Angus is a Chartered Psychologist with over 20 years experience of working with psychometric and other forms of assessment in organisational, educational and research contexts. During this time he has worked on many high- profile consultancy projects and is the author of numerous published tests, questionnaires and assessment exercises. He runs training courses in conjunction with Real Training and the Association for Graduate Careers Advisory Services (AGCAS), and regularly contributes articles on assessment to the TalentLens blog.

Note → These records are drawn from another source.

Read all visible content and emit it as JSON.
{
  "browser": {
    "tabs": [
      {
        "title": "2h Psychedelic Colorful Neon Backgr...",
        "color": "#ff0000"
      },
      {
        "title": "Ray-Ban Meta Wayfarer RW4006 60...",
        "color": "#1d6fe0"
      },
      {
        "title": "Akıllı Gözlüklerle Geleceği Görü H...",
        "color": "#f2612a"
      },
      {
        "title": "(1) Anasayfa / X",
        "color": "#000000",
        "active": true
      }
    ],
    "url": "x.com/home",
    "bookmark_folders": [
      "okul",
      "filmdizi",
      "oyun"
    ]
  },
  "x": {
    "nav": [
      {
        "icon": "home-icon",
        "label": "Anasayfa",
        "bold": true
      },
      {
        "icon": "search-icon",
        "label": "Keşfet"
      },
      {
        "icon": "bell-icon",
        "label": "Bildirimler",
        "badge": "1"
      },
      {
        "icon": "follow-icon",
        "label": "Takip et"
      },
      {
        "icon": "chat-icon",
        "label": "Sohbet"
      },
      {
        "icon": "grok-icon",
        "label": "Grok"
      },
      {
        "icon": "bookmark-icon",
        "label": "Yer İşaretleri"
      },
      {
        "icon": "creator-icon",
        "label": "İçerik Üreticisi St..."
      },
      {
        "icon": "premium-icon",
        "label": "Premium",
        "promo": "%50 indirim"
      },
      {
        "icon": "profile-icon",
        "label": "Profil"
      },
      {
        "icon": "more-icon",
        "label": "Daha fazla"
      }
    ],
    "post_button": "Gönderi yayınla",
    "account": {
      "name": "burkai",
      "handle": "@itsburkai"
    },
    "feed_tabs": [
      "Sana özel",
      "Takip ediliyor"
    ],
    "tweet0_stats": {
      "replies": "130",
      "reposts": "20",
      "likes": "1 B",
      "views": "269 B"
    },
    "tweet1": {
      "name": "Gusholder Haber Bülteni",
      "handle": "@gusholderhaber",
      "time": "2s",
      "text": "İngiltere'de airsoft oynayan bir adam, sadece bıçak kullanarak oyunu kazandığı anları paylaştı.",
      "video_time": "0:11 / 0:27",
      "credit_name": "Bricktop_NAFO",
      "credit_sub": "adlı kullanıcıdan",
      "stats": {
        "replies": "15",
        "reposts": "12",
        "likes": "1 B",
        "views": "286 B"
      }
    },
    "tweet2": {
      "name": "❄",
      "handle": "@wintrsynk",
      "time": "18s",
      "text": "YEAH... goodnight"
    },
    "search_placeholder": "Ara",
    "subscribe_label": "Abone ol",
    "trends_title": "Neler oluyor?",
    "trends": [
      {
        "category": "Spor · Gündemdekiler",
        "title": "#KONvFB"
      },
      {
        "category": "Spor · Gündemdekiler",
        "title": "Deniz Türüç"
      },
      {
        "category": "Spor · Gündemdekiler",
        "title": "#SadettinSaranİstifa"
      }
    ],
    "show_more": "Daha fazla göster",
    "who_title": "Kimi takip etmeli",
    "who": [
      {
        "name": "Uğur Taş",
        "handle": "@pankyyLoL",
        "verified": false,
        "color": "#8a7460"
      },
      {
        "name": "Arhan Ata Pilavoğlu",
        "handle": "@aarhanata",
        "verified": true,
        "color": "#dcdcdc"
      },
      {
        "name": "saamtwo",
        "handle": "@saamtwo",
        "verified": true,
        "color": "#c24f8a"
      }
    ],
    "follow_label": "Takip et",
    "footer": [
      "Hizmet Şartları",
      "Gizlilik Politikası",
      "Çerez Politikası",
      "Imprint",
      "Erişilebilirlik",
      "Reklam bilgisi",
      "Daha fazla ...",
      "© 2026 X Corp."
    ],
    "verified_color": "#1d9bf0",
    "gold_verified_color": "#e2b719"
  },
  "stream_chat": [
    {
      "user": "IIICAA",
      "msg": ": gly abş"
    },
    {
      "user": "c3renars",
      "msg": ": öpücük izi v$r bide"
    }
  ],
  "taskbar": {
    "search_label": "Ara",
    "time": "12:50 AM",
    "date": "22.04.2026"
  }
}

Angus is committed to promoting excellence and best practice in the application of psychology to organisations, particularly in the areas of psychometric tests and other forms of assessment. He is a member of the British Psychological Society’s (BPS) Committee on Test Standards, the Deputy Senior Verifier for the Society’s Test User Educational qualification and a member of their Test Review Panel. An experienced project manager, consultant and trainer, Angus believes passionately in the ethical use of assessment to enhance individual and organisational effectiveness.